Yet while we draw these parallels, we believe that the concept of historical linearity must be dispensed with, because it is intrinsically colonial. Against it, we set a deliberately polemical claim: Potosí is the present, it is now, it is European history. At the same time, we would like to instigate a discourse within the art world about modernity that begins with the sixteenth century and that concedes that modernity cannot be understood without the history of colonialism and its genocides. Such a discourse is diametrically opposed to the way the art world relates to modernist aesthetics—a relation we believe is nothing but nostalgia.

If we, as artists and writers, responsibly and independently conceive and curate exhibitions, that is because they give us an opportunity to critically examine how meanings are made. We want to create a truly communal process in which we, the team of curators, do not simply select newly produced work and then put it in the exhibition room; instead, we develop something in dialogue with the artists, seeking to avoid the usual divisions of labor. An artist whose work is selected by a curator is often excluded from important decisions; there is an acute and structural lack of communication. We want to change that.

The difficulties we encountered in working with the Reina Sofía (a severely vertical and bureaucratic organizational structure, and consequently one in which there is a total lack of transparency—at times, dealing with the institution felt like communicating with Kafka’s Castle) exemplify the extent to which contemporary museums are inexperienced and ill equipped to deal with any form of collective production or with artists who programmatically occupy the role of curators.
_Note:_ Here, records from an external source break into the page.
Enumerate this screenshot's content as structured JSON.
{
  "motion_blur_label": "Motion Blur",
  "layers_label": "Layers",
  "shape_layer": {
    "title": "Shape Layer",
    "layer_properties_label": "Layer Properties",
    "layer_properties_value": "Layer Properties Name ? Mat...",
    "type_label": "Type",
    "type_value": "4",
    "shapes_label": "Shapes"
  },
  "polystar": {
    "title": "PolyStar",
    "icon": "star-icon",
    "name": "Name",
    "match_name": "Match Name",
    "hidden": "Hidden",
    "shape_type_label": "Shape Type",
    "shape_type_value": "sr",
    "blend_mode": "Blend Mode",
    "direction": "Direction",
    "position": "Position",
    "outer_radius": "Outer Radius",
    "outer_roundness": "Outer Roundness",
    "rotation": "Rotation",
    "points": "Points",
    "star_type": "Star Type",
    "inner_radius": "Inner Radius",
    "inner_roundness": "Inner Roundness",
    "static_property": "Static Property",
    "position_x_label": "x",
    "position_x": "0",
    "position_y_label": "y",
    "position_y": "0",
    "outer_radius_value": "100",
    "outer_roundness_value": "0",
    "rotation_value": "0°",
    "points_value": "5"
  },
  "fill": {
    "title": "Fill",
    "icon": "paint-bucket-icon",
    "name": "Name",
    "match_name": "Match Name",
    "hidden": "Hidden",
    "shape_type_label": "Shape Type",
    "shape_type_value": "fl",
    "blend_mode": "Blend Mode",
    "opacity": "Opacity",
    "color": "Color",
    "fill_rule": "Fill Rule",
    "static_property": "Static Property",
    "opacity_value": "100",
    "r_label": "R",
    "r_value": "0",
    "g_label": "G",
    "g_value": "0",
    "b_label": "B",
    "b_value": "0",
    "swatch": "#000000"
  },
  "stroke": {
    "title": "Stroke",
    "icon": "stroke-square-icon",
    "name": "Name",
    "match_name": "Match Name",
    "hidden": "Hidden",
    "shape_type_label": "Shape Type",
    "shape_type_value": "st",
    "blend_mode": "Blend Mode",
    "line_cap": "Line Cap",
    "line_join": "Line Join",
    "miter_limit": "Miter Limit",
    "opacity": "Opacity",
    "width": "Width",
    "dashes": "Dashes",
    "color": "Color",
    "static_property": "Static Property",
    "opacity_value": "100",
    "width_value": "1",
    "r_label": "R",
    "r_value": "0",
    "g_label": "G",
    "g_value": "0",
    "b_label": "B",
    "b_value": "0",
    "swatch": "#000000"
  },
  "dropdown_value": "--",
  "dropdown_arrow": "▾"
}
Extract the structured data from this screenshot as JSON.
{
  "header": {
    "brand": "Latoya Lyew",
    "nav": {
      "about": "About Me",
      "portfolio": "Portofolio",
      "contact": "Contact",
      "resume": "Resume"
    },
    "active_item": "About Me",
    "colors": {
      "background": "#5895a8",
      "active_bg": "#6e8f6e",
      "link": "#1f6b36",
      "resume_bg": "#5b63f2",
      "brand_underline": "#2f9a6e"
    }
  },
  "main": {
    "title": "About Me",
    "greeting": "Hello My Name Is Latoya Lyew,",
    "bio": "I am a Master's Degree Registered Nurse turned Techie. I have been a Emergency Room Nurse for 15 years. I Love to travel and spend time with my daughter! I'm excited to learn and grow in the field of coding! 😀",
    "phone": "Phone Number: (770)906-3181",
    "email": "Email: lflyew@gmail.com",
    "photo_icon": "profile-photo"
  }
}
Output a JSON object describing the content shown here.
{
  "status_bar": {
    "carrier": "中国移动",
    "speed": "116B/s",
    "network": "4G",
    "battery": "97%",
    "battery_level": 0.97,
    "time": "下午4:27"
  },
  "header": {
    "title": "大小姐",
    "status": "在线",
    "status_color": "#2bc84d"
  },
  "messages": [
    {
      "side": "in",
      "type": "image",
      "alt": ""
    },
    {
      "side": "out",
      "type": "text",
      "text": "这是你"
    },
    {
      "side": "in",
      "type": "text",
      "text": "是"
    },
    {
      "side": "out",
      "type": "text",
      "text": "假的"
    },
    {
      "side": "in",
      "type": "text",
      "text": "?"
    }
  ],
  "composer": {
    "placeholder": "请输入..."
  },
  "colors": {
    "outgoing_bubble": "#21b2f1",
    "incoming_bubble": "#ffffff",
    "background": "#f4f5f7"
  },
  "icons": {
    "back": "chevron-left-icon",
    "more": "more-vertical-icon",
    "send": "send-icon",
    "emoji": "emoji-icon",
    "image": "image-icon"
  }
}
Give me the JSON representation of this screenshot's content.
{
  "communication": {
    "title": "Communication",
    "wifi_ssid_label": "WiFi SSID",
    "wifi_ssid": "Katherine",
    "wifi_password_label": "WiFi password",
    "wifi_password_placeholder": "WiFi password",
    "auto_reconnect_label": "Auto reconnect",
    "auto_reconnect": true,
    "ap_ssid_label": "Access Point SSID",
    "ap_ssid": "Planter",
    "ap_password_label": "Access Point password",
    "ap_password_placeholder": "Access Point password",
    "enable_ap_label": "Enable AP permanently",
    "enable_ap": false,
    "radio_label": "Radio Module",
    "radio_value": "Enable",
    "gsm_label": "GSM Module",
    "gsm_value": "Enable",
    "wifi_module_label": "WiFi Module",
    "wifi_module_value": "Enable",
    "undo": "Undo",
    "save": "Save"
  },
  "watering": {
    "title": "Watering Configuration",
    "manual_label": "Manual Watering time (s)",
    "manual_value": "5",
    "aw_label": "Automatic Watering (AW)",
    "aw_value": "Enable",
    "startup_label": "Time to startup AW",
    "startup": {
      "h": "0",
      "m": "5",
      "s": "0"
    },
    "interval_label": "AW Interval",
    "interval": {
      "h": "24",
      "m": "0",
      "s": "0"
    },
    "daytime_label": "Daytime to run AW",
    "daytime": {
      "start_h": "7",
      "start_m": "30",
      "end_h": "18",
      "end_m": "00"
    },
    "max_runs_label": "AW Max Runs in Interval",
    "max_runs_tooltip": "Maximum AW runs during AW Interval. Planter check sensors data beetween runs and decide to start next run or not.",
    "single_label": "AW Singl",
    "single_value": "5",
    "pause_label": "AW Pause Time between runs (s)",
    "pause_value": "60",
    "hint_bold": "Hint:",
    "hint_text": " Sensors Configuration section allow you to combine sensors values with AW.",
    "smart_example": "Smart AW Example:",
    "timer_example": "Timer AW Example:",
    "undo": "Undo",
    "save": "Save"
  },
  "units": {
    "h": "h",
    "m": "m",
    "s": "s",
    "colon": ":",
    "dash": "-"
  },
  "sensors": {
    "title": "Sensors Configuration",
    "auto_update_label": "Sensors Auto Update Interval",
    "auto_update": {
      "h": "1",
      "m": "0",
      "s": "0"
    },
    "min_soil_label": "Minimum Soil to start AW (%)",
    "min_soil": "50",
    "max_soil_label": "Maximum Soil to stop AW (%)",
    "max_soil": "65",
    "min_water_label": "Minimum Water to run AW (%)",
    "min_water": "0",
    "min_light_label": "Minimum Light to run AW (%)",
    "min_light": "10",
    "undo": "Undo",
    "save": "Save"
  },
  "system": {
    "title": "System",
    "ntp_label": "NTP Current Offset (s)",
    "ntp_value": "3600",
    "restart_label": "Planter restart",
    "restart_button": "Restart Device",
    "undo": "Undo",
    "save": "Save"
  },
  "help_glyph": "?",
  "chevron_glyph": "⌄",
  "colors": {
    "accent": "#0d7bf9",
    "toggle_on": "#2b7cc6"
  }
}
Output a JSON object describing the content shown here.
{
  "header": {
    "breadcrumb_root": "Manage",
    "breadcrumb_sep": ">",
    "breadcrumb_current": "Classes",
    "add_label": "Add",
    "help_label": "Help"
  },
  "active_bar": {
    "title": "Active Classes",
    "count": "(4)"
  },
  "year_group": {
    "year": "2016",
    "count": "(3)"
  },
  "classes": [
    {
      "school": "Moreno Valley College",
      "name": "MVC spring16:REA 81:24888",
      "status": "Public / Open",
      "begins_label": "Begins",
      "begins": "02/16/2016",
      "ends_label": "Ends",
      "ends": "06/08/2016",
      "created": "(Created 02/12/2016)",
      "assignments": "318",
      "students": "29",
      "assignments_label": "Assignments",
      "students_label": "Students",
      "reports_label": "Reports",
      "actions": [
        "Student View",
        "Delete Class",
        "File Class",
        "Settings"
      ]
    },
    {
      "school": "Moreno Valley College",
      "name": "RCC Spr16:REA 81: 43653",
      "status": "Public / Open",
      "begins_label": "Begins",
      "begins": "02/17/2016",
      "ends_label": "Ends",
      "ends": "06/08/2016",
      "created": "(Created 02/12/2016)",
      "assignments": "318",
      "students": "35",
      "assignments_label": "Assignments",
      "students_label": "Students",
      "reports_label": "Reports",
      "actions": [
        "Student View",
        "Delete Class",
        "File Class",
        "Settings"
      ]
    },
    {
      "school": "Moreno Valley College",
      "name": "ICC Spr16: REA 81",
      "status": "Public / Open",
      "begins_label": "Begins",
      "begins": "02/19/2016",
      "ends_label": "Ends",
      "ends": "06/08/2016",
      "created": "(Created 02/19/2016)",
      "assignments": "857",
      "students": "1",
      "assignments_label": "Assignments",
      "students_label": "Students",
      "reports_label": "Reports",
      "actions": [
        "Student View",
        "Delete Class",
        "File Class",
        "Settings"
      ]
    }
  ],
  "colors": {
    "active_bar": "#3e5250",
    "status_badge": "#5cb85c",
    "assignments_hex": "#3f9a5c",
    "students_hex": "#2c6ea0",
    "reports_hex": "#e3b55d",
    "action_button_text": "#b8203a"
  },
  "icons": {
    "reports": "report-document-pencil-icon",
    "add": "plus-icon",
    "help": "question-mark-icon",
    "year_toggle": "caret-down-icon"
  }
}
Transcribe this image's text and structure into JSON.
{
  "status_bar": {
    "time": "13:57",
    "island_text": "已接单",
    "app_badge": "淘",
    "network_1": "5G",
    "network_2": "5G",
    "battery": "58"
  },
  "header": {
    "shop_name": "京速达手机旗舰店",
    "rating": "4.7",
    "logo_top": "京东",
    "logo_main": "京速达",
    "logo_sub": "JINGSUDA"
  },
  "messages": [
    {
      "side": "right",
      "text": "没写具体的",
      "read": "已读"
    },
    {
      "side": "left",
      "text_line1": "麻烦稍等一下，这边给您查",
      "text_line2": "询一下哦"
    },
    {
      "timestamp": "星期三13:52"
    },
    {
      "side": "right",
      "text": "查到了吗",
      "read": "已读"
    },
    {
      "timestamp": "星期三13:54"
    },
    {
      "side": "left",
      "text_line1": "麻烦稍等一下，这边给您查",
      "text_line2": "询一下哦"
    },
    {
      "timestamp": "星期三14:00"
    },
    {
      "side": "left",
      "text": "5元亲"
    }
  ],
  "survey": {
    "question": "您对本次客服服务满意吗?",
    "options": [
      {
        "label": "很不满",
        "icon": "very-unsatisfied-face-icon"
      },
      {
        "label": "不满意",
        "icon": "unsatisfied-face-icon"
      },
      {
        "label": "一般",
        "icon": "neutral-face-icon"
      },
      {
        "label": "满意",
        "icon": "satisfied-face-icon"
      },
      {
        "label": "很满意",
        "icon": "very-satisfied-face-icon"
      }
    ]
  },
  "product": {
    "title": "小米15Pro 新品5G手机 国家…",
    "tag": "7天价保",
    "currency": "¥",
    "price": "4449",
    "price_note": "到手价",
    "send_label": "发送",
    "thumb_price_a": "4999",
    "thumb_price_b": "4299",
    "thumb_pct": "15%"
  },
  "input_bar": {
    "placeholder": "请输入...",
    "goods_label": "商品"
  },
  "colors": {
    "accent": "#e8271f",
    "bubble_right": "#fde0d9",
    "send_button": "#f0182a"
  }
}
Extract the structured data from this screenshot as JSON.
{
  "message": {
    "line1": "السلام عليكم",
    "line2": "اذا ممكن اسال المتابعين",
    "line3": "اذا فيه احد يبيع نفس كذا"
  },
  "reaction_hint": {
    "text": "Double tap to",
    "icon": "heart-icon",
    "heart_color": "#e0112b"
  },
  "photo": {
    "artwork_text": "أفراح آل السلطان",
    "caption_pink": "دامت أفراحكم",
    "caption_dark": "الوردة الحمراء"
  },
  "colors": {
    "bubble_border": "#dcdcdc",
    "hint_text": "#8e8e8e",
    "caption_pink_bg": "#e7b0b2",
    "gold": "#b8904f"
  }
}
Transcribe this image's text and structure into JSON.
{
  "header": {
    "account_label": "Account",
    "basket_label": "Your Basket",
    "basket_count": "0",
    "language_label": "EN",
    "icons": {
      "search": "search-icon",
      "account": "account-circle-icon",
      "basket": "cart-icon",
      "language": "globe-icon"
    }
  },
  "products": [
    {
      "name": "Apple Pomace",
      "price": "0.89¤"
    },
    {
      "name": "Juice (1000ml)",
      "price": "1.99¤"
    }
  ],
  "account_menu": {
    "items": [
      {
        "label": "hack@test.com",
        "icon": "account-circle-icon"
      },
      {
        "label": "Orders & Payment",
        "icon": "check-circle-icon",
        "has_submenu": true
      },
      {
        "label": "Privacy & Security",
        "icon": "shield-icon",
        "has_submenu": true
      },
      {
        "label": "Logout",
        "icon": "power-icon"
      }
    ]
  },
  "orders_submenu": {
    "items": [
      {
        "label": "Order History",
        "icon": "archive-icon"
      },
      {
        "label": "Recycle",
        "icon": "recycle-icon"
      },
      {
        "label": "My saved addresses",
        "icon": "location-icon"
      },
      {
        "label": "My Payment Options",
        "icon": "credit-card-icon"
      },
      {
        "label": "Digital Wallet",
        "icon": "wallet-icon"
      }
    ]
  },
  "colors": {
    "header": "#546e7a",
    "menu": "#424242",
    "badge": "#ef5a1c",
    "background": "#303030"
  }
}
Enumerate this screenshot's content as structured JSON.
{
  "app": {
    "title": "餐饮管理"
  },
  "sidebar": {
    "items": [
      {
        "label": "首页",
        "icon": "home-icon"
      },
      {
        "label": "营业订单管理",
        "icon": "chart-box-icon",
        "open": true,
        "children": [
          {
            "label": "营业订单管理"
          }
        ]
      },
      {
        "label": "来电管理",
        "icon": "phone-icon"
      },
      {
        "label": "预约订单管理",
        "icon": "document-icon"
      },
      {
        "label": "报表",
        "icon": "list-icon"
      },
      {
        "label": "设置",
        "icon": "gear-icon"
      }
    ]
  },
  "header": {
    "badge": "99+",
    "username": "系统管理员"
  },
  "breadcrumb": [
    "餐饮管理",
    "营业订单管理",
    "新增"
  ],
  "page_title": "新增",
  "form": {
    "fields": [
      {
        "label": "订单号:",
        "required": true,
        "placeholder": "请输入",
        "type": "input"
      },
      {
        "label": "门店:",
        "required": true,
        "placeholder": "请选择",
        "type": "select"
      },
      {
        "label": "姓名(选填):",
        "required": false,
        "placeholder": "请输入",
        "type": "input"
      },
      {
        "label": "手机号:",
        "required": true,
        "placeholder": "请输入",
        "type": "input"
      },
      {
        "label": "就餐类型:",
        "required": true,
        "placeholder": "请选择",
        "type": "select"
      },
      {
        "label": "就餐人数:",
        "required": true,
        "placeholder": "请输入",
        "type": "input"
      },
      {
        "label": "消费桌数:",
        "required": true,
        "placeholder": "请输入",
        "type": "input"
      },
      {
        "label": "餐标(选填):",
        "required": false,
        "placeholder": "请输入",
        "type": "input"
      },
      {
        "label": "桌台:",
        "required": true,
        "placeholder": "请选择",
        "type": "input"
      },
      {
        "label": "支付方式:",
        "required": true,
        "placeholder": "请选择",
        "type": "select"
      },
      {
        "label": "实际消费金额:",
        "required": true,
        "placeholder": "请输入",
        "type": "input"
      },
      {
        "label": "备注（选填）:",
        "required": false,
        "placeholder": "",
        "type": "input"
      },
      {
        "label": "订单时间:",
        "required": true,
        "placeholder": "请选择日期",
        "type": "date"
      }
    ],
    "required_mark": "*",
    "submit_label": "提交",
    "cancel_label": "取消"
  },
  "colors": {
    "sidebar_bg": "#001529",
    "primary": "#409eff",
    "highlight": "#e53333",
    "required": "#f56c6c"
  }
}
There were other difficulties as well. The paintings on view come from institutions in Bolivia, Spain, and Belgium. It is easy to imagine how immensely complicated it was to get the loans we needed for the exhibition. To us, this aspect of curating was an entirely new experience, and we document this within the exhibition. We disclose that there are five pictures that haven’t come—they are held by indigenous communities whose experience is that their possessions get stolen. Conversely, there are two pictures we cannot get from European museums because these institutions fear that their art may not return from the exhibition’s stop in La Paz. And this brings us face-to-face with the problem of restitution. The persistent lack of sensitivity to the history of colonialism on the part of museums is striking, as is the value creation that immediately sets in once negotiations over a loan begin and European curators, like King Midas, touch a picture. An incredible form of rampant fetishization of pictures commences. In the process of assembling “Principio Potosí,” an apparatus of power and diplomacy was set in motion that several times threatened the existence of our project. So when we confront the visitor with the unavailability of these paintings, we are opening up all of these issues.

During the process of planning this project, we sometimes felt as though we were navigating between Scylla and Charybdis. We were torn between the danger that our exhibition would become a state-sponsored enterprise and that of creating an indigenist project about alterity. We did not want either to happen. For we have come to the conclusion that the two are directly linked. The official culture wants the Other because it is a diversion from actual economic and political interdependencies and encourages desolidarization. That is why we felt compelled to develop, during our work on the project, a decidedly internationalist and antiidentitarian position that we hope will become tangible in the exhibition.

Translated from German by Gerrit Jackson.